The big picture: The announcement comes on the heels of Mueller publishing an op-ed in the Washington Post that defended the Russia investigation and conviction of Roger Stone, whose sentence was commuted by President Trump on Friday.
House Speaker Nancy Pelosi said on CNN's "State of the Union" Sunday that Education Secretary Betsy DeVos' aggressive push to fully reopen schools this fall is "malfeasance and dereliction of duty," accusing the Trump administration of "messing with the health of our children."
Why it matters: Trump has demanded that schools reopen as part of his efforts to juice the economy by allowing parents to return to work, despite caution from health officials that little is known about how the virus impacts children.
Education Secretary Betsy DeVos told "Fox News Sunday" that public schools that don't reopen in the fall should not get federal funds, and that the money should be redirected to families who can use it to find another option for their children.
Why it matters: The Trump administration is engaged in a full-court press to reopen schools this fall, despite warnings from some public health officials that the coronavirus outbreak is out of control in many states and that it will be difficult for many schools to reopen safely.
House Intelligence Chair Adam Schiff (D-Calif.) criticized Republicans for not speaking out against President Trump's commutation of Roger Stone's prison sentence, pointing out on ABC's "This Week" that Stone was convicted for lying to a GOP-led committee.
The big picture: Sens. Mitt Romney (R-Utah) and Pat Toomey (R-Penn.) are the only Republican senators who have condemned the move, with Romney calling it "unprecedented, historic corruption" and Toomey noting that Stone was "duly convicted" by a jury.

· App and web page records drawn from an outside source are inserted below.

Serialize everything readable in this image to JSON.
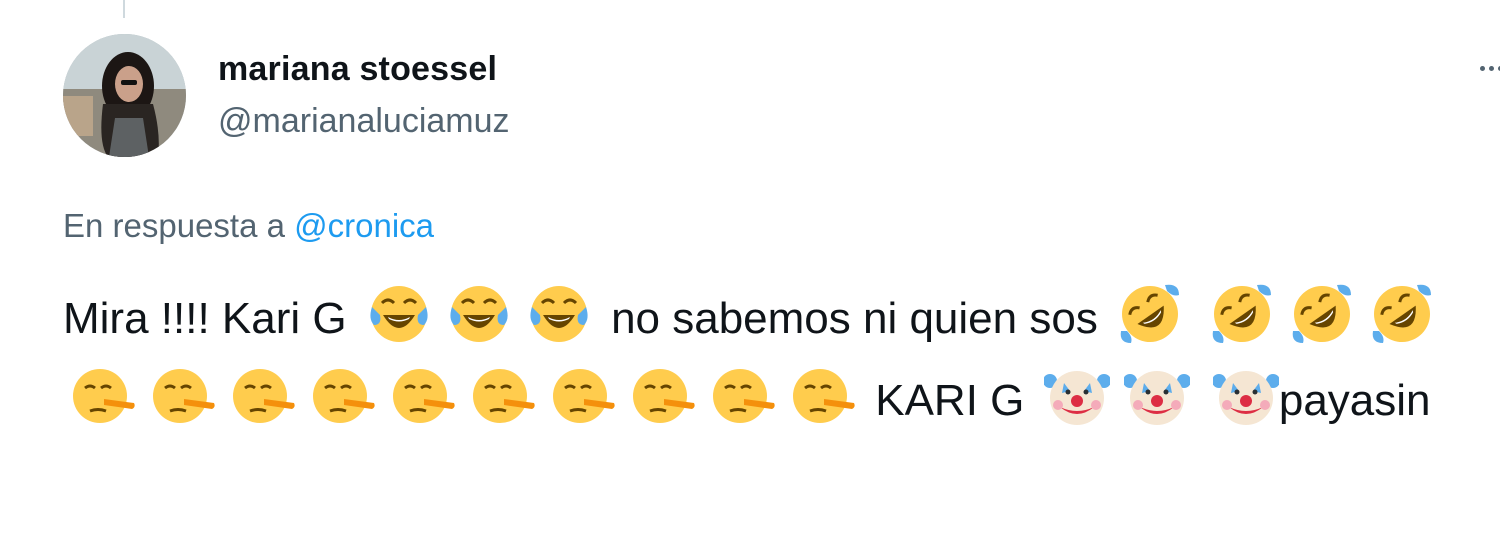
{
  "tweet": {
    "display_name": "mariana stoessel",
    "handle": "@marianaluciamuz",
    "reply_prefix": "En respuesta a",
    "reply_to": "@cronica",
    "text_segments": {
      "s1": "Mira !!!! Kari G",
      "s2": "no sabemos ni quien sos",
      "s3": "KARI G",
      "s4": "payasin"
    },
    "emojis": [
      "face-with-tears-of-joy-icon",
      "rolling-on-floor-laughing-icon",
      "lying-face-icon",
      "clown-face-icon"
    ]
  }
}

Native Americans are pushing for the removal of statues memorializing conquistadors, particularly in the Southwest, as the country continues to reckon with systemic racism in the aftermath of George Floyd's death.
The big picture: Native Americans have long claimed the statues honor colonizers who ravaged their communities, enslaved their people and committed other atrocities, AP reports. Some Hispanic and Latino communities argue against removing the statues, however, claiming that doing so erases history and expunges Hispanic culture, The Guardian reports.

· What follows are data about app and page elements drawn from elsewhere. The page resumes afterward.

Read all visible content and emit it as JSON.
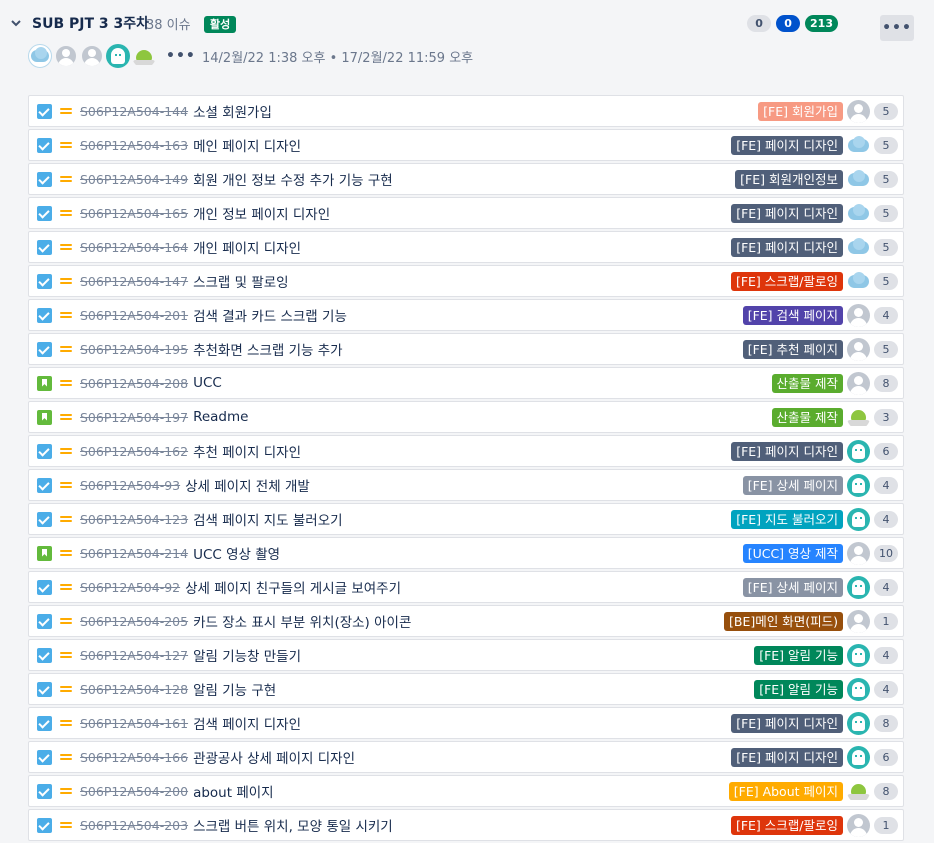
{
  "sprint": {
    "name": "SUB PJT 3 3주차",
    "issue_count": "38 이슈",
    "status": "활성",
    "dates": "14/2월/22 1:38 오후 • 17/2월/22 11:59 오후",
    "counts": {
      "todo": "0",
      "in_progress": "0",
      "done": "213"
    },
    "more_label": "•••",
    "avatar_more": "•••",
    "avatars": [
      "cloud",
      "gray",
      "gray",
      "ghost",
      "alien"
    ]
  },
  "colors": {
    "FE_member": "#f79a83",
    "FE_page": "#505f79",
    "FE_scrap": "#de350b",
    "FE_search": "#5243aa",
    "deliverable": "#5aac2e",
    "FE_detail": "#8993a4",
    "FE_map": "#00a3bf",
    "UCC_video": "#2684ff",
    "BE_main": "#974f0c",
    "FE_alarm": "#00875a",
    "FE_about": "#ffab00"
  },
  "issues": [
    {
      "type": "task",
      "key": "S06P12A504-144",
      "summary": "소셜 회원가입",
      "epic": "[FE] 회원가입",
      "epic_color": "#f79a83",
      "assignee": "gray",
      "points": "5"
    },
    {
      "type": "task",
      "key": "S06P12A504-163",
      "summary": "메인 페이지 디자인",
      "epic": "[FE] 페이지 디자인",
      "epic_color": "#505f79",
      "assignee": "cloud",
      "points": "5"
    },
    {
      "type": "task",
      "key": "S06P12A504-149",
      "summary": "회원 개인 정보 수정 추가 기능 구현",
      "epic": "[FE] 회원개인정보",
      "epic_color": "#505f79",
      "assignee": "cloud",
      "points": "5"
    },
    {
      "type": "task",
      "key": "S06P12A504-165",
      "summary": "개인 정보 페이지 디자인",
      "epic": "[FE] 페이지 디자인",
      "epic_color": "#505f79",
      "assignee": "cloud",
      "points": "5"
    },
    {
      "type": "task",
      "key": "S06P12A504-164",
      "summary": "개인 페이지 디자인",
      "epic": "[FE] 페이지 디자인",
      "epic_color": "#505f79",
      "assignee": "cloud",
      "points": "5"
    },
    {
      "type": "task",
      "key": "S06P12A504-147",
      "summary": "스크랩 및 팔로잉",
      "epic": "[FE] 스크랩/팔로잉",
      "epic_color": "#de350b",
      "assignee": "cloud",
      "points": "5"
    },
    {
      "type": "task",
      "key": "S06P12A504-201",
      "summary": "검색 결과 카드 스크랩 기능",
      "epic": "[FE] 검색 페이지",
      "epic_color": "#5243aa",
      "assignee": "gray",
      "points": "4"
    },
    {
      "type": "task",
      "key": "S06P12A504-195",
      "summary": "추천화면 스크랩 기능 추가",
      "epic": "[FE] 추천 페이지",
      "epic_color": "#505f79",
      "assignee": "gray",
      "points": "5"
    },
    {
      "type": "story",
      "key": "S06P12A504-208",
      "summary": "UCC",
      "epic": "산출물 제작",
      "epic_color": "#5aac2e",
      "assignee": "gray",
      "points": "8"
    },
    {
      "type": "story",
      "key": "S06P12A504-197",
      "summary": "Readme",
      "epic": "산출물 제작",
      "epic_color": "#5aac2e",
      "assignee": "alien",
      "points": "3"
    },
    {
      "type": "task",
      "key": "S06P12A504-162",
      "summary": "추천 페이지 디자인",
      "epic": "[FE] 페이지 디자인",
      "epic_color": "#505f79",
      "assignee": "ghost",
      "points": "6"
    },
    {
      "type": "task",
      "key": "S06P12A504-93",
      "summary": "상세 페이지 전체 개발",
      "epic": "[FE] 상세 페이지",
      "epic_color": "#8993a4",
      "assignee": "ghost",
      "points": "4"
    },
    {
      "type": "task",
      "key": "S06P12A504-123",
      "summary": "검색 페이지 지도 불러오기",
      "epic": "[FE] 지도 불러오기",
      "epic_color": "#00a3bf",
      "assignee": "ghost",
      "points": "4"
    },
    {
      "type": "story",
      "key": "S06P12A504-214",
      "summary": "UCC 영상 촬영",
      "epic": "[UCC] 영상 제작",
      "epic_color": "#2684ff",
      "assignee": "gray",
      "points": "10"
    },
    {
      "type": "task",
      "key": "S06P12A504-92",
      "summary": "상세 페이지 친구들의 게시글 보여주기",
      "epic": "[FE] 상세 페이지",
      "epic_color": "#8993a4",
      "assignee": "ghost",
      "points": "4"
    },
    {
      "type": "task",
      "key": "S06P12A504-205",
      "summary": "카드 장소 표시 부분 위치(장소) 아이콘",
      "epic": "[BE]메인 화면(피드)",
      "epic_color": "#974f0c",
      "assignee": "gray",
      "points": "1"
    },
    {
      "type": "task",
      "key": "S06P12A504-127",
      "summary": "알림 기능창 만들기",
      "epic": "[FE] 알림 기능",
      "epic_color": "#00875a",
      "assignee": "ghost",
      "points": "4"
    },
    {
      "type": "task",
      "key": "S06P12A504-128",
      "summary": "알림 기능 구현",
      "epic": "[FE] 알림 기능",
      "epic_color": "#00875a",
      "assignee": "ghost",
      "points": "4"
    },
    {
      "type": "task",
      "key": "S06P12A504-161",
      "summary": "검색 페이지 디자인",
      "epic": "[FE] 페이지 디자인",
      "epic_color": "#505f79",
      "assignee": "ghost",
      "points": "8"
    },
    {
      "type": "task",
      "key": "S06P12A504-166",
      "summary": "관광공사 상세 페이지 디자인",
      "epic": "[FE] 페이지 디자인",
      "epic_color": "#505f79",
      "assignee": "ghost",
      "points": "6"
    },
    {
      "type": "task",
      "key": "S06P12A504-200",
      "summary": "about 페이지",
      "epic": "[FE] About 페이지",
      "epic_color": "#ffab00",
      "assignee": "alien",
      "points": "8"
    },
    {
      "type": "task",
      "key": "S06P12A504-203",
      "summary": "스크랩 버튼 위치, 모양 통일 시키기",
      "epic": "[FE] 스크랩/팔로잉",
      "epic_color": "#de350b",
      "assignee": "gray",
      "points": "1"
    }
  ]
}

Catch up fast: Hawley sent a letter to NBA commissioner Adam Silver criticizing the league for allowing players to wear pre-approved social justice messages on their uniforms, without allowing criticism of the Chinese Communist Party or support for Hong Kong. Wojnarowski, one of ESPN's most prominent reporters, responded with an email that read “F–k you.”
Foreign policy will look drastically different if Joe Biden defeats President Trump in November, advisers tell Axios — starting with a Day One announcement that the U.S. is re-entering the Paris Climate Agreement and new global coordination of the coronavirus response.
The big picture: If Trump's presidency started the "America First" era of withdrawal from global alliances, Biden's team says his presidency would be the opposite: a re-engagement with the world and an effort to rebuild those alliances — fast.